It’s maple season! March and April are the peak times for maple syrup production in eastern Canada and the northeastern United States. Warm days + cool nights = excellent sap flow. It’s a time consuming and laborious process: it takes about 40 gallons of sap to make just one gallon of syrup. However, the results are well worth it and there are countless delicious recipes that showcase this beautiful sweet elixir.
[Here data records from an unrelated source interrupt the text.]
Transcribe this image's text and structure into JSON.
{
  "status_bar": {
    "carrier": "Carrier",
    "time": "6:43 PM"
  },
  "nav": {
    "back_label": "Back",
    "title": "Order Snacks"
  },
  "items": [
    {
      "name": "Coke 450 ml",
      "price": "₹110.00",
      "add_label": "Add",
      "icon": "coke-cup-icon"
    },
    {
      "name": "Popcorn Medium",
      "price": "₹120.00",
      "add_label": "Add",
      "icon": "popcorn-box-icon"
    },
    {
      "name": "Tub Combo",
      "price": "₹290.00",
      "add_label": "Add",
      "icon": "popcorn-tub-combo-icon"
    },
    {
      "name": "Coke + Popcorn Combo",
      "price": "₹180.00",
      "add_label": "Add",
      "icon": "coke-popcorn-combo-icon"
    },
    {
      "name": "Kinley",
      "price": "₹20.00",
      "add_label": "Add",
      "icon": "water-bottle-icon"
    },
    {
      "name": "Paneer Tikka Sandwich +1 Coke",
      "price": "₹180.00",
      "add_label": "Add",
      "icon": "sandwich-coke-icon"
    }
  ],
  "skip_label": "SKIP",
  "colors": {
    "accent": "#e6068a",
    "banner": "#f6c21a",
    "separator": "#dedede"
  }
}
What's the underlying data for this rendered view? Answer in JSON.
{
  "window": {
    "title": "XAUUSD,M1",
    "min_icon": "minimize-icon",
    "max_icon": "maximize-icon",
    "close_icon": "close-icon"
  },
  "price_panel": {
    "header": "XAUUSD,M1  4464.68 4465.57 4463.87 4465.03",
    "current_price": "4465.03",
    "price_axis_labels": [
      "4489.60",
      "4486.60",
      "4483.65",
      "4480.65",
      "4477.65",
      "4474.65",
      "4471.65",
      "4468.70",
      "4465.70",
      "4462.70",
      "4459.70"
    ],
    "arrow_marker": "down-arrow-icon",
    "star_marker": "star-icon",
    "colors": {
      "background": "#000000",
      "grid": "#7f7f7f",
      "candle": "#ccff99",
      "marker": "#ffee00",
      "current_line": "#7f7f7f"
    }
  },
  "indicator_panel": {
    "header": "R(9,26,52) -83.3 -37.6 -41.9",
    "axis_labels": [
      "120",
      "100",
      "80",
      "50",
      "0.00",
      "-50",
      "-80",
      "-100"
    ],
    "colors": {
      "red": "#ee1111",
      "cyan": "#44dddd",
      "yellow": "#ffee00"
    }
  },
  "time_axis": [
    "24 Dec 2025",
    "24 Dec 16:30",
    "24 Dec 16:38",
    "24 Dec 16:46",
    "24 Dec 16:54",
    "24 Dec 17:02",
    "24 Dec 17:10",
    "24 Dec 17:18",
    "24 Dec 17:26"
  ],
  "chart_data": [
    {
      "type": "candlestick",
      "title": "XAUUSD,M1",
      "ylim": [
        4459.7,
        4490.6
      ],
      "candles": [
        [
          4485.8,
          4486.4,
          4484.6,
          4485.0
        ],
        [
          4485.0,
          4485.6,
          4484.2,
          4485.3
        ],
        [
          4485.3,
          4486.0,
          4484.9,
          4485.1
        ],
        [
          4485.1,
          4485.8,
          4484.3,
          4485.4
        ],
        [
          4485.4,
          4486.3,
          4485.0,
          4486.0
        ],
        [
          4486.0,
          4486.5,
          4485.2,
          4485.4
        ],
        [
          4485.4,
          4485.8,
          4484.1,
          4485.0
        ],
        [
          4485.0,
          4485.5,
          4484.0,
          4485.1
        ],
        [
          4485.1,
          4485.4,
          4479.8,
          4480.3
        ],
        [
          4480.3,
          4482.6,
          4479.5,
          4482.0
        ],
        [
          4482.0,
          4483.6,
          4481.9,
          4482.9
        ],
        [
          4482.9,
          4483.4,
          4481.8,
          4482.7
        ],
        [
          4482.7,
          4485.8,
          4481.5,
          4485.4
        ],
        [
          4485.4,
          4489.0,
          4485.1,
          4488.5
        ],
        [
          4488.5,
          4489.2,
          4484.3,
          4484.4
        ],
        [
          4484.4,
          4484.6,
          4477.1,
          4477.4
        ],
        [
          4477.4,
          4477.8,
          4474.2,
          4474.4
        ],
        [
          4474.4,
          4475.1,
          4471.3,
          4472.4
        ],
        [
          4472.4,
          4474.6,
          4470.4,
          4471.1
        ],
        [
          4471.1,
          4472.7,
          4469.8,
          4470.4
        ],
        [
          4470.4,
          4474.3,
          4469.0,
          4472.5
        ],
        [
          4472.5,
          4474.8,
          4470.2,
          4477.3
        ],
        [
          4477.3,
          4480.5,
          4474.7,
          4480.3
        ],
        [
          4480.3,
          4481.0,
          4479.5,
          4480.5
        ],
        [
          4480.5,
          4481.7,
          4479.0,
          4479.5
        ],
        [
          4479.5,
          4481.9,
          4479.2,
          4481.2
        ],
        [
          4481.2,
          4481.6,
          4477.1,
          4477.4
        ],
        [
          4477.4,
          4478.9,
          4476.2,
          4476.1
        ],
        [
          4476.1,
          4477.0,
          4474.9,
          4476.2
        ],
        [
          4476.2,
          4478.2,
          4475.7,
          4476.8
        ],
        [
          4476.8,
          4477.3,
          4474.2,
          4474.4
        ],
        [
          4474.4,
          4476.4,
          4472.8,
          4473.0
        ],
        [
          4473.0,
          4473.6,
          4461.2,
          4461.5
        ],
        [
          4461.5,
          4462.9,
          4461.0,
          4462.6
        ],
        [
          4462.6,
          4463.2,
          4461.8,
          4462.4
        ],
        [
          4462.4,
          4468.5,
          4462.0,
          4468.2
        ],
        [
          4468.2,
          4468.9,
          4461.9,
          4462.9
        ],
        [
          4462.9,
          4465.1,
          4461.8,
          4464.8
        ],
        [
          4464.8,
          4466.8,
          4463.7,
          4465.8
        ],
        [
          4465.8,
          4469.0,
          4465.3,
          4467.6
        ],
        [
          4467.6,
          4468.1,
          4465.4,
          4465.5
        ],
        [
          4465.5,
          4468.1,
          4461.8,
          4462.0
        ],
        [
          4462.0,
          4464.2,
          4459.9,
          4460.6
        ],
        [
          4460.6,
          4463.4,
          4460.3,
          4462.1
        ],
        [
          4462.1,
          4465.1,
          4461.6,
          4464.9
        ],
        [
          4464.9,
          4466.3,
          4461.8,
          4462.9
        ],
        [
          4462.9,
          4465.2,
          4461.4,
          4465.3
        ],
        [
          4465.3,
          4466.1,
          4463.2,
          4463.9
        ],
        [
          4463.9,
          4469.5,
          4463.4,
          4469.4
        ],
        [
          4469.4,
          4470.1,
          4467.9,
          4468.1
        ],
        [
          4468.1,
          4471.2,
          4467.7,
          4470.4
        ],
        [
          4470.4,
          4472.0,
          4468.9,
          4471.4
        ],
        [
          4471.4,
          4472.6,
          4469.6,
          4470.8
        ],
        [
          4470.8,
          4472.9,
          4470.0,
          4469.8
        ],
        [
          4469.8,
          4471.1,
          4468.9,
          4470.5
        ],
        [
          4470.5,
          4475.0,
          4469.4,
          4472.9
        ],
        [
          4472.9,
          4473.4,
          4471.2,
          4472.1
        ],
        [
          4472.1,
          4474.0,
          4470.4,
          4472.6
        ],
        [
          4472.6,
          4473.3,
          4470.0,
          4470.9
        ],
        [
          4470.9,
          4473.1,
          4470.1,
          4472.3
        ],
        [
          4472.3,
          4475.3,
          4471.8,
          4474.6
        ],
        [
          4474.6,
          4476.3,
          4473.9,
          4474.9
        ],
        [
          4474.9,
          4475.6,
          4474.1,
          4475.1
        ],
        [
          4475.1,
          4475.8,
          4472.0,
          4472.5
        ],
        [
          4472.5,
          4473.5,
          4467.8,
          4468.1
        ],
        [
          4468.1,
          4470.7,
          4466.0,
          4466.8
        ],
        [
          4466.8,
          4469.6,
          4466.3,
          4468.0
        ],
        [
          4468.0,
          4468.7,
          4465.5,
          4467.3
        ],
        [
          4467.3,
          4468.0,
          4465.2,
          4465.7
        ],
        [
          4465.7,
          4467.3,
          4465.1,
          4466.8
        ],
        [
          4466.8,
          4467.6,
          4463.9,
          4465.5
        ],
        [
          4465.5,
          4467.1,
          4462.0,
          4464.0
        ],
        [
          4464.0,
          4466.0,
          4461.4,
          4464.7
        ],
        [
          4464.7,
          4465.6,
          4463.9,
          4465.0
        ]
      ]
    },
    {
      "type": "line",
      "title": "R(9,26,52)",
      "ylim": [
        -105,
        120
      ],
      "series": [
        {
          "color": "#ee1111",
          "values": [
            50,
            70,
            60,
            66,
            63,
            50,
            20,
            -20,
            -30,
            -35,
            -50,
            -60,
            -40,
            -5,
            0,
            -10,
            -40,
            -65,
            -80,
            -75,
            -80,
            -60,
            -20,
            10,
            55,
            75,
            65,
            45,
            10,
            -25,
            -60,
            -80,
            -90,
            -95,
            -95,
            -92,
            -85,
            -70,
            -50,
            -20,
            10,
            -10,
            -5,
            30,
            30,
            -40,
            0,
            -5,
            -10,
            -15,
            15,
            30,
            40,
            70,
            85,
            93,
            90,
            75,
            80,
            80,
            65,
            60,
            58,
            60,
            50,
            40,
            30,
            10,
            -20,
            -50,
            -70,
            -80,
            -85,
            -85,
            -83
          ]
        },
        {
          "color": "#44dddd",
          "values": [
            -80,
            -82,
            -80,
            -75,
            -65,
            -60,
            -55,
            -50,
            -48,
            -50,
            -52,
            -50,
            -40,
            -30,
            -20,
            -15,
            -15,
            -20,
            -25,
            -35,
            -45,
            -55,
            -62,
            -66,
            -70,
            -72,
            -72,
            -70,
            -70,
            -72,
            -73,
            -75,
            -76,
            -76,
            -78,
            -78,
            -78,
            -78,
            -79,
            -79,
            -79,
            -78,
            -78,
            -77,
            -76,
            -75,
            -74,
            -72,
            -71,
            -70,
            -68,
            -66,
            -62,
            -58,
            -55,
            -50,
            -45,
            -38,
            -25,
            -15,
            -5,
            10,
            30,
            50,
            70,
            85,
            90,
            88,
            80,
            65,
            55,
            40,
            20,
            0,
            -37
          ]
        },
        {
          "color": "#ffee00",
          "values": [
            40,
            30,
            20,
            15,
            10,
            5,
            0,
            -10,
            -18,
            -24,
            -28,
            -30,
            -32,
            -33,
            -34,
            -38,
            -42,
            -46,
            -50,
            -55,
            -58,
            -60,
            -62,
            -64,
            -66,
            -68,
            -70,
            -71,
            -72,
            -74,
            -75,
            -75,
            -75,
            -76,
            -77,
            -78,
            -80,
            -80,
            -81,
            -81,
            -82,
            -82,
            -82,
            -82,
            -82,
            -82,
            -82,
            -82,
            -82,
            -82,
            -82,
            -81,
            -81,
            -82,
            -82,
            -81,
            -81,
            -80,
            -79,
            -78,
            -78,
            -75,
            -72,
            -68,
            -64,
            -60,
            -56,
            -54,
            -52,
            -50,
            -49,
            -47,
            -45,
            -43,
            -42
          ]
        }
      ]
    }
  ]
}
I enjoy maple syrup in many forms: as a topping for pancakes and french toast, cooked into desserts and occasionally in savoury dishes. Savoury dishes (ie. not desserts) are a less common way to use maple but the results are just as delicious. This Asian-inspired sauce is absolutely fantastic on chicken and pork. Note that the sauce is quite sweet so it should be brushed onto the meat in the last few minutes of cooking or it will burn to a crisp.
Most ingredients should be readily available at supermarkets but if you can’t find shao hsing rice wine (a.k.a. shaoxing or Chinese rice wine), you can substitute dry sherry or gin (or just leave it out). Chinese five spice powder can be made from common spices can’t find it already blended.
For more great maple ideas, check out the Maple Archives.
Asian Spiced Sticky Maple Sauce
Makes about 1 cup
- 2 teaspoons neutral oil such as canola or safflower
- 3 cloves garlic, very finely minced
- 1-1/2 teaspoons finely minced ginger (about a 1″ piece of fresh ginger, peeled and minced)
- 5 green onions, finely chopped (white and light green parts only, save the green tops for garnish)
- 1 teaspoon (more or less, to taste) red pepper flakes
- 1/3 cup sodium-reduced soy sauce
- 1/2 cup hoisin sauce
- 1 cup maple syrup
- 1/4 cup ketchup
- 1/2 teaspoon sesame oil
- 2 Tablespoons shao hsing (shaoxing) Chinese rice wine (see above for substitutions)
- 1 Tablespoon white vinegar
- 1-1/2 teaspoons Chinese five spice powder
- To garnish: toasted sesame seeds and chopped green onion tops (optional)
- In a medium saucepan, add the oil and heat on medium-high. Add the garlic, ginger and green onion and reduce the heat to medium. Sauté until softened, stirring constantly to prevent burning, about two minutes.
- Add the red pepper flakes and cook for another 30 seconds.
- Pour in the soy sauce, hoisin, maple syrup, ketchup, sesame oil, rice wine and white vinegar. Stir until smooth. Add the Chinese five spice powder and stir to combine.
- Simmer the sauce on medium-low heat until it begins to thicken, about 15 minutes. Stir occasionally.
- Remove the sauce from the heat and let cool a bit. Strain the sauce to remove the ginger and onion chunks, if desired.
- Brush sauce onto grilled, baked or roasted meats in the last 10 minutes of cooking. Sauce can be kept covered in the fridge for a few days. Garnish the finished dish with toasted sesame seeds and chopped green onion tops.
Suggestions: The sauce is delicious on pork, chicken, beef, shrimp and firm tofu.
Bon Appétit and Enjoy!
Copyright Trish Coleman. Please contact the author to obtain permission for republication.